The National Sleep Foundation offers a number of resources to help patients who are currently suffering from or think that they may have RLS. Explore the sections below for more information: 

Restless Legs Syndrome (RLS), also known as Willis-Ekbom Disease, is a neurologic sensorimotor disorder that is characterized by an overwhelming urge to move the legs when they are at rest. The urge to move the legs is usually, but not always, accompanied by unpleasant sensations.

It is less common but possible to have RLS symptoms in the arms, face, torso, and genital region. RLS symptoms occur during inactivity and they are temporarily relieved by movement or pressure. Symptoms of RLS are most severe in the evening and nighttime hours and can profoundly disrupt a patient's sleep and daily life.

How Many People Have Restless Legs Syndrome?

Restless Legs Syndrome affects approximately 10% of adults in the U.S. Researchers believe that RLS is commonly unrecognized or misdiagnosed as insomnia or other neurological, muscular or orthopedic condition.

RLS also affects about 2% of children, according to a study of more than 10,000 families in the U.S. and U.K. The study also found a strong genetic component to RLS; more than 70% of children with RLS had at least one parent with the condition. There is also evidence suggesting that children with attention deficit hyperactivity disorder (ADHD) and a family history of RLS are at risk for more severe ADHD.

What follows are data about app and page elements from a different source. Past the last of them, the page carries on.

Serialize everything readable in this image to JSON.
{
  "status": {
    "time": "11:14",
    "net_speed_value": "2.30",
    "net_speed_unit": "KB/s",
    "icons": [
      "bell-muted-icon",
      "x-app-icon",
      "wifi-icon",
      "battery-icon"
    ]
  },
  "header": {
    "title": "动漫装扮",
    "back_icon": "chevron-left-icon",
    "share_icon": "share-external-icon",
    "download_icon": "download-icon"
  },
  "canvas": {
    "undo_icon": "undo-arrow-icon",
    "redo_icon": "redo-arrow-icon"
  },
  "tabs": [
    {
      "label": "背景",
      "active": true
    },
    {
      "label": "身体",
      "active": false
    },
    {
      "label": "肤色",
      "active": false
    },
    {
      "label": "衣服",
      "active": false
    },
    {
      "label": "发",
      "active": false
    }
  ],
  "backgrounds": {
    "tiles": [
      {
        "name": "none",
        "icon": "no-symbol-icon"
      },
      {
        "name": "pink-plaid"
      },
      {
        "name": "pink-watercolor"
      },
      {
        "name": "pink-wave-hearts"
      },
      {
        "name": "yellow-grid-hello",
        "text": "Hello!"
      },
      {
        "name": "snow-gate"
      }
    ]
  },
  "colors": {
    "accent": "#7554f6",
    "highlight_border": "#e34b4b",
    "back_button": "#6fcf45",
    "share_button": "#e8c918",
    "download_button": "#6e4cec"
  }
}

RLS may also be confused with depression. According to the Restless Legs Syndrome Foundation, approximately 40% of people with RLS complain of symptoms that